Patience and Bloom
Outside my bedroom window is an almond tree that I gave my husband for a wedding anniversary. The spring bloom is absolutely beautiful and this year I savored watching tiny buds turn into beautiful blooms over several days. There is something magical watching something emerge without intervention. Just following it's natural course without urgency or hurry and in it's own perfect time.
Seeing the transition caused me to reflect on how, with the hustle and bustle of modern lives, it can be hard to allow ourselves, and our children, the space to emerge at our own pace and in our own way. They say patience is a virtue but I can assure you that it is most certainly not one of my attributes. I take my hat off to those people who can wait without agitation and just "be" in the moment. I've noticed that for myself, it is during unhurried moments that I feel the most content so it's got me thinking about how I can create more of these moments of presence.
If the extraordinarily complex situation of our busy lives was to be broken down into equations, I think that one of the most important components would look something like this:
Allowing more time = less rush = more quality time
Pretty simple right? But the starting block is the stumbling block because how do we allow more time while still keeping all those balls in the air? We pick up less balls of course 🤷♀️ I can almost hear your groans of frustration because this news is nothing new. The list of to-do's feels never ending and sometimes it feels like we are falling short of completing the bare minimum required to keep things on track so suggesting that we pick up less balls can quite frankly feel like a slap in the face. So why suggest it?

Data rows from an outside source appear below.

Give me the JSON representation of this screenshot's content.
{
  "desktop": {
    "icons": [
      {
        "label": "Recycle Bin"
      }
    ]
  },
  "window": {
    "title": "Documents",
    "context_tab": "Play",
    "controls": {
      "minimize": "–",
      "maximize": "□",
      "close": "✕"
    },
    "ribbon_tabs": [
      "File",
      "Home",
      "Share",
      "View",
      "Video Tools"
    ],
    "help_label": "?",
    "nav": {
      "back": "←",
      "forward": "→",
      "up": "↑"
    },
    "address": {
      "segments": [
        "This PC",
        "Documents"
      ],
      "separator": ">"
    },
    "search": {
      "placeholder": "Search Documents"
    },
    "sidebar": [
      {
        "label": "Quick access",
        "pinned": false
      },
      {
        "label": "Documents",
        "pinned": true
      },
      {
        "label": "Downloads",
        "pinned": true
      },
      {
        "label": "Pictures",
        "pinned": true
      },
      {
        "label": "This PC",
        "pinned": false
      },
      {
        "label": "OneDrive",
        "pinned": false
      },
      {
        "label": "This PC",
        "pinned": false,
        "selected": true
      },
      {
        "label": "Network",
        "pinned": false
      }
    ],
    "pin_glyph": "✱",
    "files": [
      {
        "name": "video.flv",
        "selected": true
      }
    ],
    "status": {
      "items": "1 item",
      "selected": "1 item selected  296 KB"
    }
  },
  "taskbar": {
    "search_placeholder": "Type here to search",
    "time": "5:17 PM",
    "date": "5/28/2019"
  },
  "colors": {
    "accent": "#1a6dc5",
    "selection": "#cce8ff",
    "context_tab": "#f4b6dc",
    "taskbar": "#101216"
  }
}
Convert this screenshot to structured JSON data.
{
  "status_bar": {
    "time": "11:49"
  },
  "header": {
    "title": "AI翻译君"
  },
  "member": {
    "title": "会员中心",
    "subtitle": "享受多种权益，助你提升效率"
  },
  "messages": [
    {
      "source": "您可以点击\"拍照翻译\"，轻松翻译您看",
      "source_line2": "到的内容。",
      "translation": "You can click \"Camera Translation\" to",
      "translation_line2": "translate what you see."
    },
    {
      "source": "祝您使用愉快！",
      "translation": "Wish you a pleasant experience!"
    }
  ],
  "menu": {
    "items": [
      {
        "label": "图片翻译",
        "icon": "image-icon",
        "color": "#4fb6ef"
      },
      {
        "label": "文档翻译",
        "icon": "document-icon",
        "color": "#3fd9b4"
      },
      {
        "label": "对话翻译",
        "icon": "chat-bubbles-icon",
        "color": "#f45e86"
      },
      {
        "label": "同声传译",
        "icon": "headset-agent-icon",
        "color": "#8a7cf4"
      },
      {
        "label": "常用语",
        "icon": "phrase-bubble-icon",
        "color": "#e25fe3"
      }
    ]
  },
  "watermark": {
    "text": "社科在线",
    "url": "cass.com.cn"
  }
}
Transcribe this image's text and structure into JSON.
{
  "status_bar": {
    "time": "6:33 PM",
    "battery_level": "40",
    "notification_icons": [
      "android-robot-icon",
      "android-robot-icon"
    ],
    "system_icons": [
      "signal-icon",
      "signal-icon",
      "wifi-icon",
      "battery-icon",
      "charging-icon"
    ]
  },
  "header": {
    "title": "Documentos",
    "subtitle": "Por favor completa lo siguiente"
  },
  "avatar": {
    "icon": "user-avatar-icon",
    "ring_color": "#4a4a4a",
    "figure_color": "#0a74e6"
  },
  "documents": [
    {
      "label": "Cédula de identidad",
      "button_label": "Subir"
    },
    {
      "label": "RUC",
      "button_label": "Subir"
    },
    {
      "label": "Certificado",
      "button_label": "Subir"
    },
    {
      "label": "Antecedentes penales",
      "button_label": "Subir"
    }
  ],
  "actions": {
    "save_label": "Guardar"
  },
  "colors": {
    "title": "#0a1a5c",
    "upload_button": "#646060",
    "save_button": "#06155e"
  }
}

The reason is that lately I've been contemplating another part of the equation which is our perceived obligation to "keep things on track". What track? Whose track? The "track" is our idea about how things should be and it is has been formed by all of the influences around us. Our friends, our colleagues, our families, our schools, our society, ourselves. But, if we strip all of that away, if we remove all of that expectation, what is left? It is impossible to provide an answer because we cannot remove ourselves from the parameters of our lives but it is a question that plays on my mind a lot and I think it is a healthy thought to ponder as it might provide us with an alternative perspective. A glimpse into what it might be like to blossom in our own true time.